:: Work order ::
Select and copy out every line in the records containing "Clock".

:: Data extracts ::
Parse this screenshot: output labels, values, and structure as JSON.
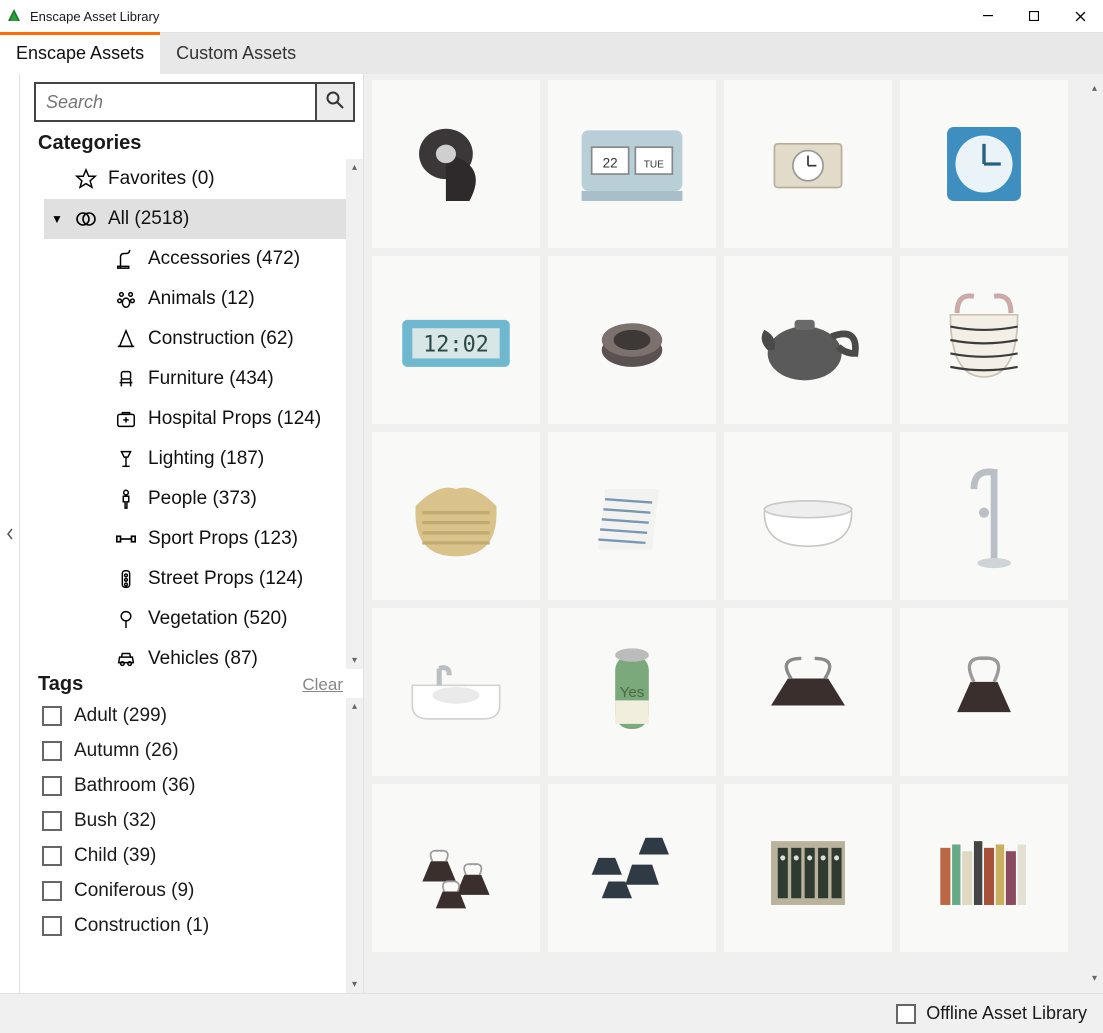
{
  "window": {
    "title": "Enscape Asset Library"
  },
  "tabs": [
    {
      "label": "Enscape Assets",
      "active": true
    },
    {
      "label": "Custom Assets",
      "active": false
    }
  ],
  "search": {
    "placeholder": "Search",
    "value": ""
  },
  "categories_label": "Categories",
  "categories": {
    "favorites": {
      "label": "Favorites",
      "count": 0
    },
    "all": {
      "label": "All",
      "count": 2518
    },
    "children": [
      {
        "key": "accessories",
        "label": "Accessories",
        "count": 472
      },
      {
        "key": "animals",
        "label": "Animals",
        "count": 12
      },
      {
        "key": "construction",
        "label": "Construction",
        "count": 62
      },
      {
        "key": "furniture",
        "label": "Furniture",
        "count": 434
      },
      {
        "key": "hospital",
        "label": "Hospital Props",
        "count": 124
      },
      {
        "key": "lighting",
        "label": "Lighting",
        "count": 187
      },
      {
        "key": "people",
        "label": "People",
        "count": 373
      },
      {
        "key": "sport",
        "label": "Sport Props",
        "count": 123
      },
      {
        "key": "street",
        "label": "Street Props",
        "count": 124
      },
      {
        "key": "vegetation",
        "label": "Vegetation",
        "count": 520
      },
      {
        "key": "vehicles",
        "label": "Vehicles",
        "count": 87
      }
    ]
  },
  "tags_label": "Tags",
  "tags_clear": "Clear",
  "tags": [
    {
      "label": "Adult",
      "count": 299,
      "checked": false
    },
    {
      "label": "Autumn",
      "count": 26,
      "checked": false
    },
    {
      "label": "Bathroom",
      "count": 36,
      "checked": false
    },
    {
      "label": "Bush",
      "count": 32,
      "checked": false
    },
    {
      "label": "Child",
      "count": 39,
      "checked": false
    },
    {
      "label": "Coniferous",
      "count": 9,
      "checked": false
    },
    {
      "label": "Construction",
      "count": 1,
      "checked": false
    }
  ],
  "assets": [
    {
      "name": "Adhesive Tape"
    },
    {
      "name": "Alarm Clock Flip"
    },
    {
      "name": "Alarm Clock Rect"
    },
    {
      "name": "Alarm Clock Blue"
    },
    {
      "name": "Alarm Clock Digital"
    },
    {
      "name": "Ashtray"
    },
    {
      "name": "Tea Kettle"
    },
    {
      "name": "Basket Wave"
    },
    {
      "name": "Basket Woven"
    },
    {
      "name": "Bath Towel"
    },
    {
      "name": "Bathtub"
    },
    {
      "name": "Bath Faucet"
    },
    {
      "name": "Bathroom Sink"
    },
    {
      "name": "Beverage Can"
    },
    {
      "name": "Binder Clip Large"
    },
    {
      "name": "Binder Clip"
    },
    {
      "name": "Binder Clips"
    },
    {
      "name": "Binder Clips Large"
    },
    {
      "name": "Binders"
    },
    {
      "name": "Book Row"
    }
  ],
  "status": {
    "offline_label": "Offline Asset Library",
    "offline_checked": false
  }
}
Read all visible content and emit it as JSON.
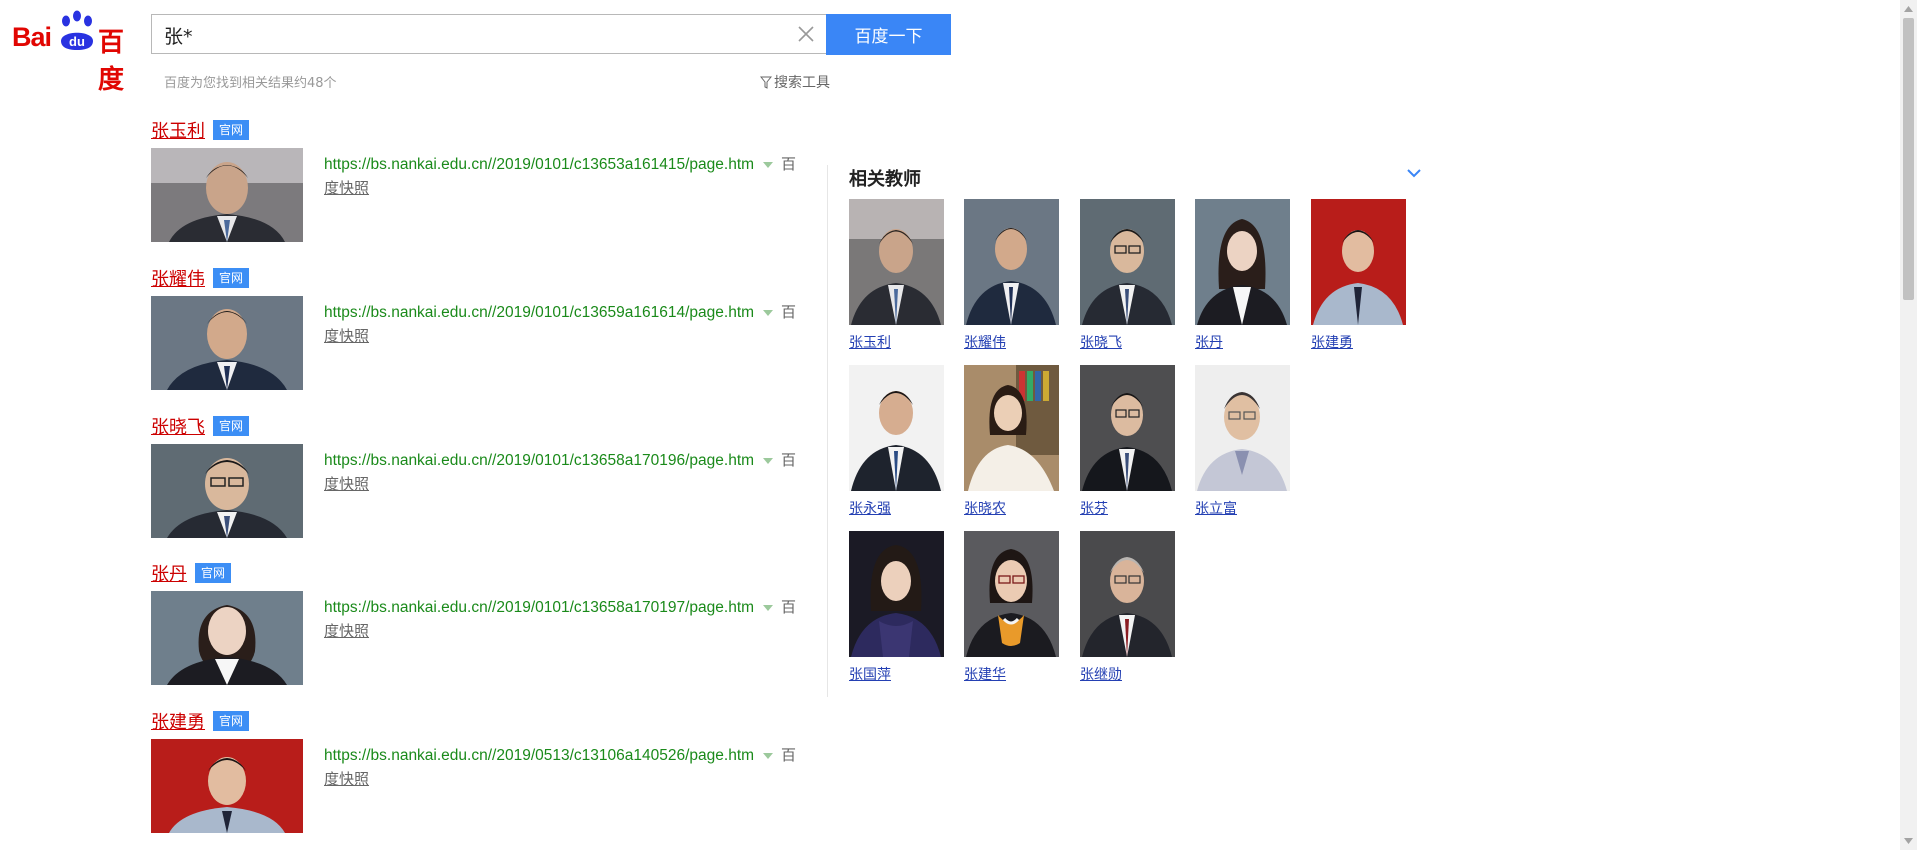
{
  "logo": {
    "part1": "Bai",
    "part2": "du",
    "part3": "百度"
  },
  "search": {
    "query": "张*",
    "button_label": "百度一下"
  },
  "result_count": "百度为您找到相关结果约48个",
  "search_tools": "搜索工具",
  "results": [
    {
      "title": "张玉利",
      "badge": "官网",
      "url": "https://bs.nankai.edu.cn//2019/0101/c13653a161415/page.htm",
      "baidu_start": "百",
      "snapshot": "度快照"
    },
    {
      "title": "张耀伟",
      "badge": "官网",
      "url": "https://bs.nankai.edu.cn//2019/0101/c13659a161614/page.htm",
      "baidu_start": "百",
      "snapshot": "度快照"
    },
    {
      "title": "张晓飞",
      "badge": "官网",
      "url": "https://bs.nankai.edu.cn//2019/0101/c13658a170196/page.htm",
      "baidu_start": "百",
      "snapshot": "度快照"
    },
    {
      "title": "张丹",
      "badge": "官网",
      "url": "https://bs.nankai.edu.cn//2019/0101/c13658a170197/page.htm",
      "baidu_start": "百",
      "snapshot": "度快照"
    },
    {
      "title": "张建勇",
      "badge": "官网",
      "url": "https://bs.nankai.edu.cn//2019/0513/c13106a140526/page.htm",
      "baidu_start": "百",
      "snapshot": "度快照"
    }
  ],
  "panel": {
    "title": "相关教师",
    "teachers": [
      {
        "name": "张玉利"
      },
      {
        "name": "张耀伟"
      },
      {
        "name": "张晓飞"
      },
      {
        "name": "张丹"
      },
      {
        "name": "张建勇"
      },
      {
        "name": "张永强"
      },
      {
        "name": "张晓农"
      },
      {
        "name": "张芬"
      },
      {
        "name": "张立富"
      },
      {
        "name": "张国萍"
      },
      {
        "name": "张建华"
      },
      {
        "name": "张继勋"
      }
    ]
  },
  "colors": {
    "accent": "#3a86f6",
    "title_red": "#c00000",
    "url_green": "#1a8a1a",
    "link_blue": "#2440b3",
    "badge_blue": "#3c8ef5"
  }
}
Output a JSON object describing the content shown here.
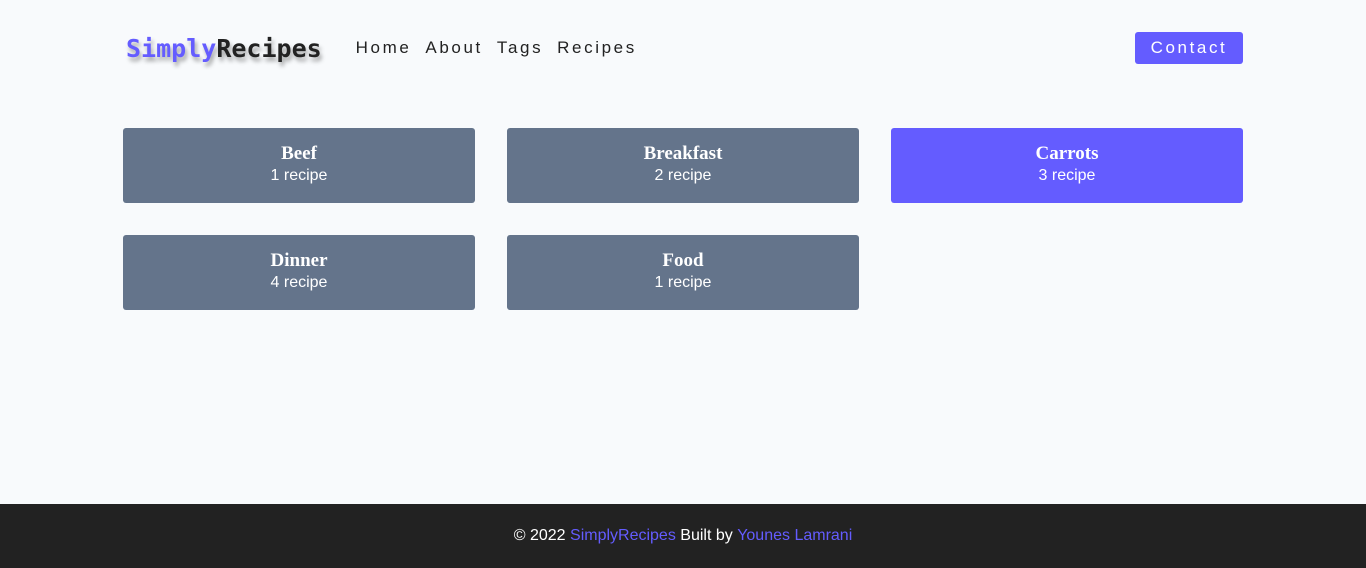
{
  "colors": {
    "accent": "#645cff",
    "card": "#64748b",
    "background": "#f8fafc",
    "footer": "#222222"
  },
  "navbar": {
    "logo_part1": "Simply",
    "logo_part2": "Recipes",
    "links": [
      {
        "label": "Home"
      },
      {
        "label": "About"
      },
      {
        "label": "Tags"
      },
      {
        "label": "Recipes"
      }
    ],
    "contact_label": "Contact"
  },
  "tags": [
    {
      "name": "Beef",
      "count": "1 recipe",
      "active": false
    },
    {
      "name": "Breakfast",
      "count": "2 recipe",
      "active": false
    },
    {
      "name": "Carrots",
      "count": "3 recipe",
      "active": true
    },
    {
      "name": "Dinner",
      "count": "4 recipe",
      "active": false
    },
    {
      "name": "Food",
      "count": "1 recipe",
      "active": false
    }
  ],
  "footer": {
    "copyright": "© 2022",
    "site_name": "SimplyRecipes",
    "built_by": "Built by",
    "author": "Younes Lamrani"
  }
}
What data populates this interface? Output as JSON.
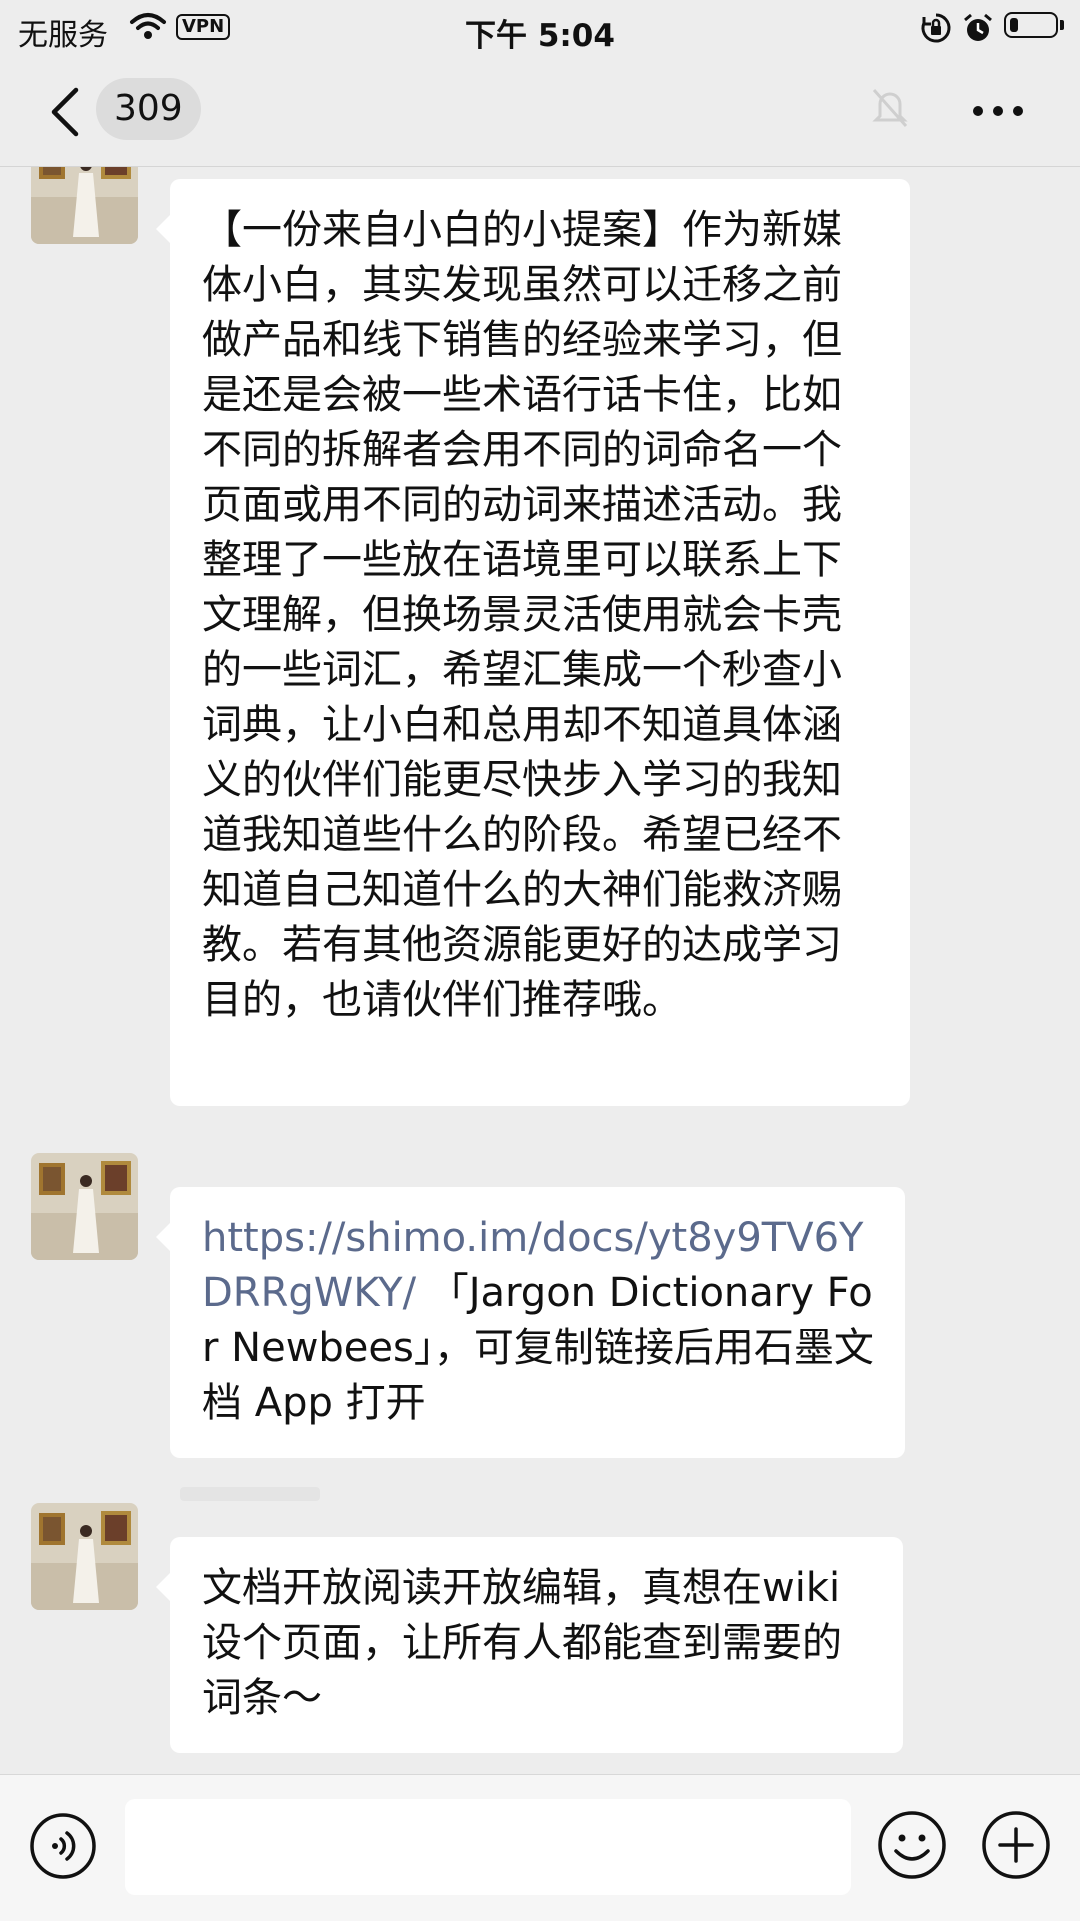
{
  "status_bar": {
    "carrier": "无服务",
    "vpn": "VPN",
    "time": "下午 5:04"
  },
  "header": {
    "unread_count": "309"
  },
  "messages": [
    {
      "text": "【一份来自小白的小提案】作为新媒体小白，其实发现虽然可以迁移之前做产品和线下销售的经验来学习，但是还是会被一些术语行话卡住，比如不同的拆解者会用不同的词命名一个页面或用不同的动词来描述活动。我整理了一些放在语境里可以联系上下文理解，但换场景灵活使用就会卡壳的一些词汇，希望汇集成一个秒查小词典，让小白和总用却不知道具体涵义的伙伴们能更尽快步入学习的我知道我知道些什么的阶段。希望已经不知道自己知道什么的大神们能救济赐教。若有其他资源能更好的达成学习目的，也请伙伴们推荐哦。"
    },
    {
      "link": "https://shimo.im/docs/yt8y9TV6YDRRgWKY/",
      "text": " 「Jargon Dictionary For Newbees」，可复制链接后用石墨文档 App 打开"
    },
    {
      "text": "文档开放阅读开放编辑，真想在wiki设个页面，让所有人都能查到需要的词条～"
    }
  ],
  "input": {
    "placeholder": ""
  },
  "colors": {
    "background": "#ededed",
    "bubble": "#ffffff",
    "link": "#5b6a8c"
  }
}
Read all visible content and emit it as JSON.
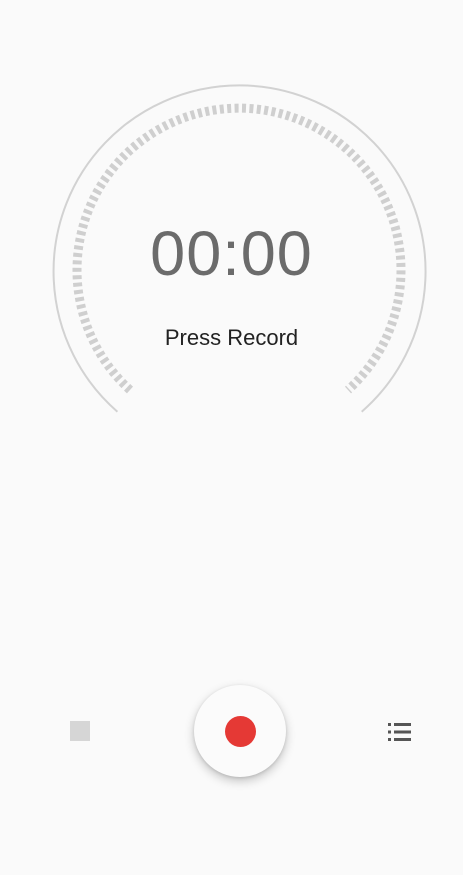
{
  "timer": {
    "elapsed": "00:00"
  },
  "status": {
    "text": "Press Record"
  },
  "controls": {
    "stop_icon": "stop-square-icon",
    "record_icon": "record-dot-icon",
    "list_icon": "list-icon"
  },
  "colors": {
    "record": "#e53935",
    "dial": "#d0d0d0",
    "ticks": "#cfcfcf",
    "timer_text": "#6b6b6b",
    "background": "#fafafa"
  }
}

:: Response to this task ::
      "name": "Alarm Clock Flip"
      "name": "Alarm Clock Rect"
      "name": "Alarm Clock Blue"
      "name": "Alarm Clock Digital"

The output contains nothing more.